Argentine judge Silvia Alejandra Fernández de Gurmendi has over 20 years of experience in international and humanitarian Law. She’s represented Argentina in cases before the Inter-American Commission of Human Rights and the Inter-American Court of Justice.
Since January 2010, she’s been a judge in the International Criminal Court’s Pre-Trial division.
She’s also chaired the Working Group on Rules of Procedure and Evidence and the Working Group on the Crime of Aggression.
Last month Judge de Gurmendi attended a book launch on International Humanitarian Law – the rules of war.
The book, which deals with how this kind of law is being dealt with by courts – Applying International Humanitarian Law to Judicial and Quasi-Judicial Bodies: International and Domestic Aspects” edited by Solon Solomon, Derek Jinks and Jackson N. Maogoto – struck her, she said, because “we may well be before a judicial revolution in the application of international humanitarian law”.
She talked about how – during the negotiations to create the ICC – the states wanted to avoid too expansive a role for the court.
The negotiations in Rome during the summer of 1998 were partly based on the legal developments at the Yugoslav and Rwanda tribunals, which had been established earlier in the 1990s. When the negotiations for the ICC started in 1995, it was the year of the appeals decision in the Tadic case at the Yugoslav tribunal, which is viewed as “a small revolution in its own right, because it was the first time that a court ruled that in the eyes of the law, war crimes also exist in internal conflicts. This may sound very normal nowadays, but back then it was a major breakthrough in international law,” said the judge.
“In the negotiations, there were two opposing views”, she continued. Some wanted to stop any future judges at the ICC from applying international humanitarian law more and more expansively, while others wanted to see the process continue.
“The result of this tension is visible in the Rome Treaty”, said the judge. It represents “a monumental effort to codify customary international law” as applied by states, so that judges are seen to be only applying states’ laws.
“States law was selected, drafted and written in the treaty. That applied to the definition of crimes, to the definition of international principles of criminal law and to the court procedure”, said the judge.

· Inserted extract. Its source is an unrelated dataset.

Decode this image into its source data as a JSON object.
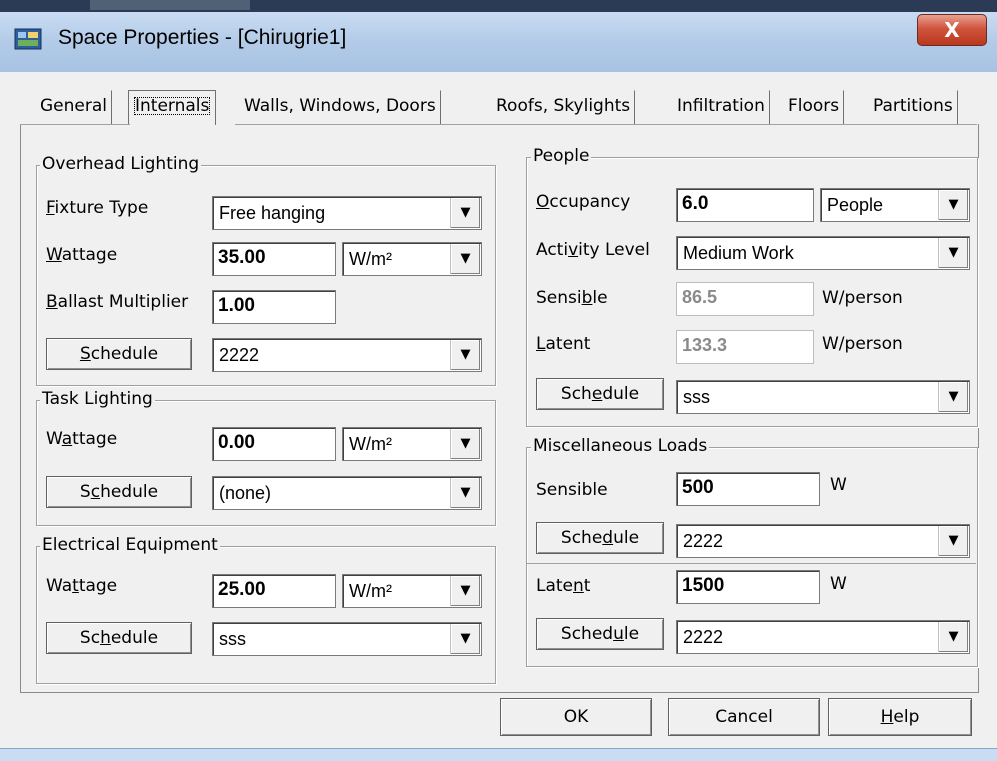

But she pointed out that “this assimilation of internal laws and international armed conflict laws that was being provoked by the Tadic case was also accepted in the Rome Treaty, despite the fact that it was hardly perceived as customary international law at the time. However, by accepting it and including it in the Rome Treaty, it was consolidated as customary international law”.